TASK OBJECTIVE. Your reply should reproduce each line below exactly and carry none of the pictures.

Stored dataset items
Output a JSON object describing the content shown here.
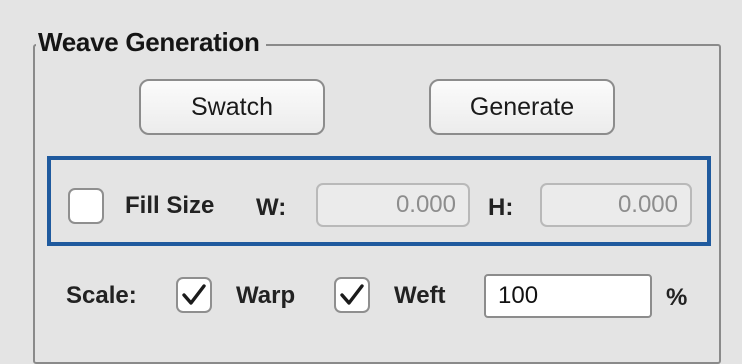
{
  "group": {
    "title": "Weave Generation"
  },
  "buttons": {
    "swatch": "Swatch",
    "generate": "Generate"
  },
  "fill_size": {
    "checkbox_checked": false,
    "label": "Fill Size",
    "w_label": "W:",
    "w_value": "0.000",
    "h_label": "H:",
    "h_value": "0.000"
  },
  "scale": {
    "label": "Scale:",
    "warp_label": "Warp",
    "warp_checked": true,
    "weft_label": "Weft",
    "weft_checked": true,
    "value": "100",
    "unit": "%"
  },
  "colors": {
    "focus_frame": "#1f5a9e",
    "background": "#e4e4e4"
  },
  "icons": {
    "checkmark": "checkmark-icon"
  }
}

WORKED SOLUTION.
Output a JSON object describing the content shown here.
{
  "group": {
    "title": "Weave Generation"
  },
  "buttons": {
    "swatch": "Swatch",
    "generate": "Generate"
  },
  "fill_size": {
    "checkbox_checked": false,
    "label": "Fill Size",
    "w_label": "W:",
    "w_value": "0.000",
    "h_label": "H:",
    "h_value": "0.000"
  },
  "scale": {
    "label": "Scale:",
    "warp_label": "Warp",
    "warp_checked": true,
    "weft_label": "Weft",
    "weft_checked": true,
    "value": "100",
    "unit": "%"
  },
  "colors": {
    "focus_frame": "#1f5a9e",
    "background": "#e4e4e4"
  },
  "icons": {
    "checkmark": "checkmark-icon"
  }
}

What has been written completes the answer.